Do you truly understand your workforce and what they need from technology? Hint, it's a loaded question. You might think so, but you'd probably be wrong. They're not like you. Not at all.
We weren't sure, either, which is why we surveyed 2,001 US information workers -- people that use computers in their jobs to find out what technology they use and what they need to be successful in their jobs.
We discovered something that consumer market researchers have known for generations: Not everybody needs or wants the same stuff. So we drew on our decade of experience with quantitative analysis and created a segmentation that highlights the differences between employees based on their need for location flexibility (mobility) and their application use:
Location flexibility, a.k.a., mobility -- drives differences in the need for smartphones, wireless networks, collaboration tools, and telecommuting support.
Application use drives differences in social computing, consumerization of IT, and tolerance for virtual desktops.
At yesterday's Influencer Summit, Dr. Uwe Hummel (EVP and Head of Active Global Support) explained to industry analysts why SAP believes so strongly in its Enterprise Support product. In fact, it is so convinced in proactive support and the positive impact on customers' SAP application management and operation costs that it decided to protect them from making the mistake of declining to buy it - by making it mandatory.
We all know how customers reacted to that idea, and how SAP has reconsidered its approach since the initial announcements.

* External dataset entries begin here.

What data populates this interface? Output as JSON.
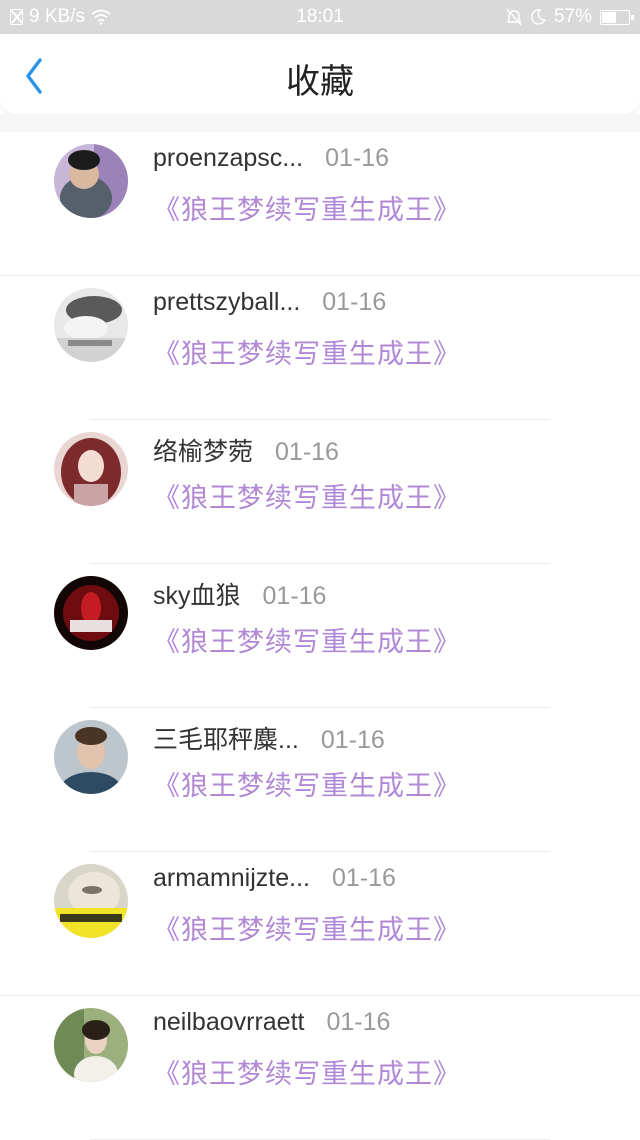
{
  "status_bar": {
    "net_speed": "9 KB/s",
    "time": "18:01",
    "battery": "57%",
    "battery_level": 0.57
  },
  "header": {
    "title": "收藏"
  },
  "items": [
    {
      "name": "proenzapsc...",
      "time": "01-16",
      "book": "《狼王梦续写重生成王》"
    },
    {
      "name": "prettszyball...",
      "time": "01-16",
      "book": "《狼王梦续写重生成王》"
    },
    {
      "name": "络榆梦菀",
      "time": "01-16",
      "book": "《狼王梦续写重生成王》"
    },
    {
      "name": "sky血狼",
      "time": "01-16",
      "book": "《狼王梦续写重生成王》"
    },
    {
      "name": "三毛耶秤麋...",
      "time": "01-16",
      "book": "《狼王梦续写重生成王》"
    },
    {
      "name": "armamnijzte...",
      "time": "01-16",
      "book": "《狼王梦续写重生成王》"
    },
    {
      "name": "neilbaovrraett",
      "time": "01-16",
      "book": "《狼王梦续写重生成王》"
    }
  ]
}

Yesterday's session focused on SAP's uniquely innovative program to track the actual benefits obtained by customers using Enterprise Support. SUGEN, the association of independent SAP user groups, agreed 11 application-management-related KPI that it would track at 56 member sites. The first results are now in, and though SAP isn't quite ready to publish them, from what we saw under NDA, there has been a clear and consistent improvement in measures such as 'failed system changes'.
However, even if these results enable SAP to make a convincing argument that enterprise support is beneficial for most customers, it hasn't yet answered the important questions that we've raised on behalf of sourcing and vendor managers:
This past summer, Forrester conducted a series of in-depth interviews of architects to further our understanding of their roles: how they saw the role in the context of their organizations, how they are evaluated by senior management, their key success imperatives and their information needs. We undertook this not just as research to publish, but also to inform how we support individuals in the EA role.
Our latest featured podcast is Jim Kobielus'"Instrumenting Your Enterprise For Maximum Predictive Power".
In this podcast, BP&A Senior Analyst Jim Kobielus discusses how best to leverage your company’s predictive investments. He also lays out a high level framework to assess your predictive analytics maturity.
Last summer, all the research teams across Forrester conducted a special “deep dive” research project to study the roles we serve, to find out more about what’s most important to you, and how we can do an even better job of serving you. We interviewed 32 application development and delivery professionals, and studied their responses. These folks were a mix of clients and non-clients, from North America and Europe.
Just thinking about Mexico and the cards it was dealt getting blamed for swine flu. I was recently in Europe, and was surprised to hear friends refer to H1N1 as the “grippe mexicaine” or “Mexican flu”. There is even a dedicated website by the same name — http://www.lagrippemexicaine.com/. You don’t hear that in the US. We may demonize the swines but not our neighbors, the Mexicans. But, even the Mexican press attributes the outbreak to local pigs, hence the theory this particular flu had its origins in Mexico. That theory or the flu itself is blamed in part for the severity of their economic downturn – along with the global financial crisis (and in particular its dependence on the US) and domestic drug wars.
SAP’s dominant negotiating position is often a challenge for sourcing and vendor management professionals looking to cut costs and avoid pitfalls in contracting. A tough year for SAP with a 40% drop in license revenue in the first half of 2009 compared to last year presents new challenges in negotiating. Has this drop made SAP more flexible in sales negotiations, or more determined to fight for every dollar it can get, hold firmly to standard discount levels and force through its maintenance price hike?
Forrester Research, led by Principal Analyst, Duncan Jones, Senior Analyst, Liz Herbert, and Research Associate, Elizabeth Rose, is preparing to tackle these problems and publish a report on pricing trends and best practices for negotiating with SAP and we need you.
Our report will answer the following key questions:
Social networks are the future of online life, whether we like it or not. Before the end of the coming decade, relationships with everyone –including family, friends, colleagues, employers, merchants, suppliers, and government agencies—will hinge on your access to these parties, and theirs to you, through online communities of all shapes and sizes.
Social networks are becoming much more pervasive than today’s mass-market communities—such as Facebook, Twitter, and LinkedIn—would lead you to believe. Before long, many will be embedded in the full range of business and personal applications. In ten years’ time, today’s social networks will have evolved into a powerful, seamless worldwide infrastructure for collaboration, sharing, interaction, and transactions. Many will be integral features of the mobile, broadband, and streaming media services that shape business and consumer life.